Happy DNA Day! On April 25th every year, we celebrate the 1953 publication of the discovery of the structure DNA in the journal Nature (Click here to read the paper!). 60 years is quite a short amount of time for us to have made such huge strides in understanding this exquisitely complex and exceedingly important biological polymer. All politics aside (we love you, Rosie!), the unbelievable environment of creativity and genius in the early 1950s was most definitely something to celebrate, and I hope you will!
In honor of DNA Day, I wanted to share some of my favorite internet bits about DNA. Did I miss any of your favorites?
1. Visual representation of transcription and translation
PBS’ “DNA. The Secret of Life” is an extremely interesting feature focusing on this wonderful molecule. In the clip below we will see a remarkably accurate representation of the process of DNA transcription (the process of producing mRNA from DNA) and translation (the process of producing protein from mRNA) – in real time!
2. Francis Crick’s letter to his son shortly after discovering the structure of DNA
Reading this letter gives me chills every single time. Once Watson and Crick (with the aid of important discoveries and data collected by Rosalind Franklin and Maurice Wilkins) discovered the structure of DNA, they had a very short amount of time to publish it. There was a literal race to the finish in terms of getting the structure correctly. In fact, chemistry giant Linus Pauling (and twice Nobel laureate) tried to deduce the structure a bit too quickly and incorrectly imagined it as being a triple helix. Shortly after, Crick mailed his son Michael a letter describing in beautiful and elegantly simple terms and figures exactly what the discovery was and how important they felt it might be. Monumental is an understatement. You can read the letter at the New York Times.

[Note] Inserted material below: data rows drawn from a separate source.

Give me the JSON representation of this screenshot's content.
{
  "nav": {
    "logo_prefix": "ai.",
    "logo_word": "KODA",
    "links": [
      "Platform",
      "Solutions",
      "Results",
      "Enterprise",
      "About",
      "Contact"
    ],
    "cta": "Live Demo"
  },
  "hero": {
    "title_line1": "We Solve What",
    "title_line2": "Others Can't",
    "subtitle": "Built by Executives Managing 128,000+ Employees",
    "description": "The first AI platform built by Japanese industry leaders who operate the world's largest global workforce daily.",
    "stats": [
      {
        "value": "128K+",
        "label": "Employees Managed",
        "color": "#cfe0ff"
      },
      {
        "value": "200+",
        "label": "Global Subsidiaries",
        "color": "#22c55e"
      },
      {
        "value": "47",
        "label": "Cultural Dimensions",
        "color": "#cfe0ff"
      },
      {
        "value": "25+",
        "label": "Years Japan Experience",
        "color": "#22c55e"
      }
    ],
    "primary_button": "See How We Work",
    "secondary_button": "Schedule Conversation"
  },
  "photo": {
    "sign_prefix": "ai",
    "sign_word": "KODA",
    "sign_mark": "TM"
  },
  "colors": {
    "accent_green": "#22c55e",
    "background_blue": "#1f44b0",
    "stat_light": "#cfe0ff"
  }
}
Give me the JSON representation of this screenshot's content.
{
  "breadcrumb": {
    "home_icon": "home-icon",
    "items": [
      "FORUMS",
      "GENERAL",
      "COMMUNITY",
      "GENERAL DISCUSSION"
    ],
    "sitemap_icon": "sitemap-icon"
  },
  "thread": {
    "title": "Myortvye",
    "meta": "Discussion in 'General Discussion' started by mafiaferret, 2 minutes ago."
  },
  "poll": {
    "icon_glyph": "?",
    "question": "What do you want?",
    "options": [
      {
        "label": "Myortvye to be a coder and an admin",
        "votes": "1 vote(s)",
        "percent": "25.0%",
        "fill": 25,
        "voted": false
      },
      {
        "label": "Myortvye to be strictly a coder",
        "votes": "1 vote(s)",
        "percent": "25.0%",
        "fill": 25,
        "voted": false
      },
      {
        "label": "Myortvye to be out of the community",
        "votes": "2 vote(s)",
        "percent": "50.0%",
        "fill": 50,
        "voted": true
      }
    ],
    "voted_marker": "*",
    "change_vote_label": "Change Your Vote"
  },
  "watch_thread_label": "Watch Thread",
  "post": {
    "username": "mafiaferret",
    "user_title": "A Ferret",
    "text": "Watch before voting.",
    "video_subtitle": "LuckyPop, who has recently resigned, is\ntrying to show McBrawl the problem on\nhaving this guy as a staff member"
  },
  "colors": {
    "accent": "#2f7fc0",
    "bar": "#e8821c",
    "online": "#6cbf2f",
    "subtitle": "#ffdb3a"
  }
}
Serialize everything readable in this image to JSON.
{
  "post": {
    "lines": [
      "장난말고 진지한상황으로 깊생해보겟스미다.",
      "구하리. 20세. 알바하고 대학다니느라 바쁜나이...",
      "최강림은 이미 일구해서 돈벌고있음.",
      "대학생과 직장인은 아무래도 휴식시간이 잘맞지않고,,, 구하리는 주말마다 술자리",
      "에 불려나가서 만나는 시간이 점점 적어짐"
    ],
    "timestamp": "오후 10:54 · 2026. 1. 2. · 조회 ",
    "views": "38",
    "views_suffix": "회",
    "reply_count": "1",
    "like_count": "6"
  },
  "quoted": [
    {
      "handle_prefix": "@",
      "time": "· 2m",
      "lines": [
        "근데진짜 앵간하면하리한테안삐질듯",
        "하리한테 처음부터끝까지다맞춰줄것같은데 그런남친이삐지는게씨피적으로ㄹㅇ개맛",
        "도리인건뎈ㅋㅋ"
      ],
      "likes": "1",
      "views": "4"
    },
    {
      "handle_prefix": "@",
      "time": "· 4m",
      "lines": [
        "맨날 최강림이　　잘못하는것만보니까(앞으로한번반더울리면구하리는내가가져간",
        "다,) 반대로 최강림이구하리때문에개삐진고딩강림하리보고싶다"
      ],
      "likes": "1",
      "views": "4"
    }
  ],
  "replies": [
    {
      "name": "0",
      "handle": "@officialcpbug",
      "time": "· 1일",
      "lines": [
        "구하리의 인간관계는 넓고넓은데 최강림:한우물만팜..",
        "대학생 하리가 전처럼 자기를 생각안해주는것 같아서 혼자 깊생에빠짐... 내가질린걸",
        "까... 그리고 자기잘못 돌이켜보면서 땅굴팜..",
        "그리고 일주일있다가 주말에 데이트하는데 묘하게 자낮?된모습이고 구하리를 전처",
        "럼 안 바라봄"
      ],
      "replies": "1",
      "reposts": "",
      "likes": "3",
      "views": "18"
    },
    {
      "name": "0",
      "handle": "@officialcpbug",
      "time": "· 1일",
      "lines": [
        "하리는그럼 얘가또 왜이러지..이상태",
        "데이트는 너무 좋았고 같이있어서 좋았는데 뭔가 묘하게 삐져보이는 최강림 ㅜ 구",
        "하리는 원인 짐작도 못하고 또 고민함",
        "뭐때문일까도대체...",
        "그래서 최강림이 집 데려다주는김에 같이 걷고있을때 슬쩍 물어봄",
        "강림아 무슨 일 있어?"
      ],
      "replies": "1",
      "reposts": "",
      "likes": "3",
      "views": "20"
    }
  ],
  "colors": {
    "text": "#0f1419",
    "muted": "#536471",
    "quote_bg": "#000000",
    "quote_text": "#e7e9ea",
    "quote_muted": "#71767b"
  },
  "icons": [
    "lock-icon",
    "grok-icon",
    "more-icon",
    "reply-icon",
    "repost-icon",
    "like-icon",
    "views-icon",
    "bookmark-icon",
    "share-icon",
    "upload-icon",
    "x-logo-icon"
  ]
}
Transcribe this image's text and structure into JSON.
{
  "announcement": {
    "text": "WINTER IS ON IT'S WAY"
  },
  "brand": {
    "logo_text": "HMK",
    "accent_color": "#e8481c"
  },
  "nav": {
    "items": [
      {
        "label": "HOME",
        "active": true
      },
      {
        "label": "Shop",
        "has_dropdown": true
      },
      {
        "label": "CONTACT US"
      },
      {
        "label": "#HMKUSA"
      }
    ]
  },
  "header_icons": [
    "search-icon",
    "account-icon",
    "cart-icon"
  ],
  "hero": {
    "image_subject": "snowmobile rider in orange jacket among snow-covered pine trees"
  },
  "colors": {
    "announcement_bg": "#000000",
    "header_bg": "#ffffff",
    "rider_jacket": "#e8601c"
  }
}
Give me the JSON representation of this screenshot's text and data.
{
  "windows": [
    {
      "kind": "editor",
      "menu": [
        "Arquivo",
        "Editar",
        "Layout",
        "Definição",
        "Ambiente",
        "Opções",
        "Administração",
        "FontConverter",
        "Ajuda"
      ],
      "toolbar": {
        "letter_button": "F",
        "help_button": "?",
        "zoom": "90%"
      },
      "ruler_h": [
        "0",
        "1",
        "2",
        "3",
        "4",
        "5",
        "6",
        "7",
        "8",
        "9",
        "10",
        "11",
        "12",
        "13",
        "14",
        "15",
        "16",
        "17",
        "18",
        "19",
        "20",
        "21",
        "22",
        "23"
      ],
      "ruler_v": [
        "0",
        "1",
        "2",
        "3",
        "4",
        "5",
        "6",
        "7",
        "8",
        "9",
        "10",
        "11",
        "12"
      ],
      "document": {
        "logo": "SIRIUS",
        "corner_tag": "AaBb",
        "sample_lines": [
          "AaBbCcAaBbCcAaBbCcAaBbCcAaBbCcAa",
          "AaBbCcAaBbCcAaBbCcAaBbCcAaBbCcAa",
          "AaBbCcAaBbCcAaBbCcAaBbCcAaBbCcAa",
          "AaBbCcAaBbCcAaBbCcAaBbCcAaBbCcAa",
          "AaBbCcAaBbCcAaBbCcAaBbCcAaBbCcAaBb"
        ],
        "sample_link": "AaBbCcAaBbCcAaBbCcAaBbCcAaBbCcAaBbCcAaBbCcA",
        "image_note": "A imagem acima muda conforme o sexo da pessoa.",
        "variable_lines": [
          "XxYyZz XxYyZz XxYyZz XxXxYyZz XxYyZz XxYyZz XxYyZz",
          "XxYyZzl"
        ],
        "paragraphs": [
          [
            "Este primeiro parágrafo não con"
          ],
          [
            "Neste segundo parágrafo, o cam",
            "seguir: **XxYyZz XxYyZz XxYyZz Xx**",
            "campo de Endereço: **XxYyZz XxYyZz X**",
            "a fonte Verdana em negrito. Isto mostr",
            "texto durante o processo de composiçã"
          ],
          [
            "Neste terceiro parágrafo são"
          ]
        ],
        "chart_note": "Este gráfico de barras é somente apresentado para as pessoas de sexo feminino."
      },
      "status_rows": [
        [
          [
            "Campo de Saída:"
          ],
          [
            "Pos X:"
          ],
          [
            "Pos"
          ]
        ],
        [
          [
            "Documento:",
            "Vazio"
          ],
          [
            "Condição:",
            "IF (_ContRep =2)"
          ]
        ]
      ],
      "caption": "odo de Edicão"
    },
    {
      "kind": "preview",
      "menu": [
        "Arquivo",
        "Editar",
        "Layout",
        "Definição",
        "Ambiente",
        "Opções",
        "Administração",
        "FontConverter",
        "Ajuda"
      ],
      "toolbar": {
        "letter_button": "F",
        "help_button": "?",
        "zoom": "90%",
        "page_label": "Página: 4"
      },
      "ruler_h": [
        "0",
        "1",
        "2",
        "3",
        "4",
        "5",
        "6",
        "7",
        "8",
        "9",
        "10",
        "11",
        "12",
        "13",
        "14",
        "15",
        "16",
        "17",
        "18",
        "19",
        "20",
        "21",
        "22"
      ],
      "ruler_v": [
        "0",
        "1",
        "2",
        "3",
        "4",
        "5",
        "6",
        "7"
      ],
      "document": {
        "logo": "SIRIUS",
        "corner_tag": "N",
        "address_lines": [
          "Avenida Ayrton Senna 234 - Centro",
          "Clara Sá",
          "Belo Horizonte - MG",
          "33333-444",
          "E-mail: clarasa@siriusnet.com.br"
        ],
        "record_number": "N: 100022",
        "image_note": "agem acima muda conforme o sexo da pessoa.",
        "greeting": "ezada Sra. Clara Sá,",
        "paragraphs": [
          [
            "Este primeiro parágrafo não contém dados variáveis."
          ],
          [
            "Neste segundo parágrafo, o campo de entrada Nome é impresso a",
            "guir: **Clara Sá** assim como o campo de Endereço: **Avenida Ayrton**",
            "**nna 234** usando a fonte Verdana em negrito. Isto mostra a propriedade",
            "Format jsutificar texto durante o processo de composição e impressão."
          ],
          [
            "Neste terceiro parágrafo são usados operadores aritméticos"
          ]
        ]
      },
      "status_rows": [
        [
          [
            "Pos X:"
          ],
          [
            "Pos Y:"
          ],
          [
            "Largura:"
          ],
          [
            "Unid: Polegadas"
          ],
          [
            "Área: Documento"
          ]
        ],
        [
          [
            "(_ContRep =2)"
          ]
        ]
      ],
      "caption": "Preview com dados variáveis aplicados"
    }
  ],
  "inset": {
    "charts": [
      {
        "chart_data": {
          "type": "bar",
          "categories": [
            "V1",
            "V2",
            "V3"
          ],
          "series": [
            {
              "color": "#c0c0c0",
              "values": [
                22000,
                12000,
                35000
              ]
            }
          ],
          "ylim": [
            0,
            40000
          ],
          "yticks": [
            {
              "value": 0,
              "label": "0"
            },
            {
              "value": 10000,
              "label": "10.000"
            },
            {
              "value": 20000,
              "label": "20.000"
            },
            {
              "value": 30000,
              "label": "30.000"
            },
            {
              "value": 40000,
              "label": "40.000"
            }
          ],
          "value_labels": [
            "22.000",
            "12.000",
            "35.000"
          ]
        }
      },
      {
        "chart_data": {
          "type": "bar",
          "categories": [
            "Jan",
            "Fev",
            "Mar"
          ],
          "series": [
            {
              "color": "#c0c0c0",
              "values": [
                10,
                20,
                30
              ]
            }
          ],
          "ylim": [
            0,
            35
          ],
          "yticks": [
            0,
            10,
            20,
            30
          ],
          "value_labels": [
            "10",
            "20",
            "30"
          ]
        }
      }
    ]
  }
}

3. The Nobel prize lectures of the co-discoverers of the DNA helix
While many believe that not all true contributors to the discovery of the structure of DNA were rightly credited, we shouldn’t discount the efforts of those who were. The awarding of the Nobel Prize in Physiology or Medicine in 1962 (less than a decade after the discovery) to Francis Crick, James Watson and Maurice Wilkins “for their discoveries concerning the molecular structure of nucleic acids and its significance for information transfer in living material” was a tremendous boon to biological research and the lectures given during the ceremony are worth a careful read. Click here to read Crick’s, Watson’s or Wilkins’ lectures.
4. Cold Spring Harbor Laboratory’s “DNA From the Beginning”
This is a great resource for those unfamiliar with the fundamental experiments leading to our understanding of the structure, function and use of DNA as well as those who just need a refresher. With useful animations, videos and clear text, this website delivers complex information in a nice, digestible package. Visit CSHL’s DNAftb now here.
5. Paul Rothemund: The astonishing promise of DNA folding (TED)
One of my favorite topics, bar none. DNA origami is a fascinating field in nanobiotechnology which attempts to use the base-pairing ability of DNA to form complex 3-dimensional structures with the hopes that they can be used as materials for nano-scale devices for use in applications such as computing and drug delivery. In this talk Paul Rothemund, one of the founding scientists of the field, discusses the promise of DNA origami, what has been achieved, and what he hopes for the future. (Though RNA is looking like an equally, if not more promising, addition to the playing field)